X Demographics

X Demographics

The data shown below were collected from the profiles of 29 X users who shared this research output. Click here to find out more about how the information was compiled.
Mendeley readers

Mendeley readers

The data shown below were compiled from readership statistics for 154 Mendeley readers of this research output. Click here to see the associated Mendeley record.

Geographical breakdown

Country Count As %
Netherlands 1 <1%
Brazil 1 <1%
Unknown 152 99%

Demographic breakdown

Readers by professional status Count As %
Student > Ph. D. Student 20 13%
Researcher 20 13%
Student > Bachelor 19 12%
Student > Master 15 10%
Student > Doctoral Student 11 7%
Other 25 16%
Unknown 44 29%
Readers by discipline Count As %
Medicine and Dentistry 25 16%
Agricultural and Biological Sciences 23 15%
Biochemistry, Genetics and Molecular Biology 18 12%
Immunology and Microbiology 10 6%
Nursing and Health Professions 7 5%
Other 20 13%
Unknown 51 33%
Attention Score in Context

Attention Score in Context

This research output has an Altmetric Attention Score of 46. This is our high-level measure of the quality and quantity of online attention that it has received. This Attention Score, as well as the ranking and number of research outputs shown below, was calculated when the research output was last mentioned on 22 September 2019.
All research outputs
#900,878
of 25,331,507 outputs
Outputs from Microbiome
#250
of 1,738 outputs
Outputs of similar age
#18,437
of 315,061 outputs
Outputs of similar age from Microbiome
#10
of 36 outputs
Altmetric has tracked 25,331,507 research outputs across all sources so far. Compared to these this one has done particularly well and is in the 96th percentile: it's in the top 5% of all research outputs ever tracked by Altmetric.
So far Altmetric has tracked 1,738 research outputs from this source. They typically receive a lot more attention than average, with a mean Attention Score of 38.4. This one has done well, scoring higher than 85% of its peers.
Older research outputs will score higher simply because they've had more time to accumulate mentions.

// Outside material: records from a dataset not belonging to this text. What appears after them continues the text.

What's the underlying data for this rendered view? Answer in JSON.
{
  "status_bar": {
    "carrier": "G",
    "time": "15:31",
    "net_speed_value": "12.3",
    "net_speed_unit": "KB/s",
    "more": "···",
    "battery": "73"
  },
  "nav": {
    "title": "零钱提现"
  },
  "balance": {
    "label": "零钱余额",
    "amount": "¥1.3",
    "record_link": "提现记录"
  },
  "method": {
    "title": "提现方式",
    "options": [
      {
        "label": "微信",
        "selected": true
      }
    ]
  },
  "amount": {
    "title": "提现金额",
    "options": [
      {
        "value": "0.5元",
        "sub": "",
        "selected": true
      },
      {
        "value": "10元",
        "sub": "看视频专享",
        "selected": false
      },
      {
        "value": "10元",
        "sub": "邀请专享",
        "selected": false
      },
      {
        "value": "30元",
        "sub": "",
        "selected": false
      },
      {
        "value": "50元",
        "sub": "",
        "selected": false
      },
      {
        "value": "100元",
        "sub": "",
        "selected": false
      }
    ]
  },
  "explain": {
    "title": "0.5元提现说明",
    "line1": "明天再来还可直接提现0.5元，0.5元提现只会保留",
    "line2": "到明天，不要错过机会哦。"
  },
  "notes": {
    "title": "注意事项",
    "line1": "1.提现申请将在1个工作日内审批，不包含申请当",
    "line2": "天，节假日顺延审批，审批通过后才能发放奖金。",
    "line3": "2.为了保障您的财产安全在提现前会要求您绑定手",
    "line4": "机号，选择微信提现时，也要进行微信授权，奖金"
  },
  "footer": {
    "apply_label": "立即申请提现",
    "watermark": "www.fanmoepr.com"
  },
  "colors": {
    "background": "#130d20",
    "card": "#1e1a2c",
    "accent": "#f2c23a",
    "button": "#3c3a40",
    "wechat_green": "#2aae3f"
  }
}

To account for age we can compare this Altmetric Attention Score to the 315,061 tracked outputs that were published within six weeks on either side of this one in any source. This one has done particularly well, scoring higher than 94% of its contemporaries.
We're also able to compare this research output to 36 others from the same source and published within six weeks on either side of this one. This one has done well, scoring higher than 75% of its contemporaries.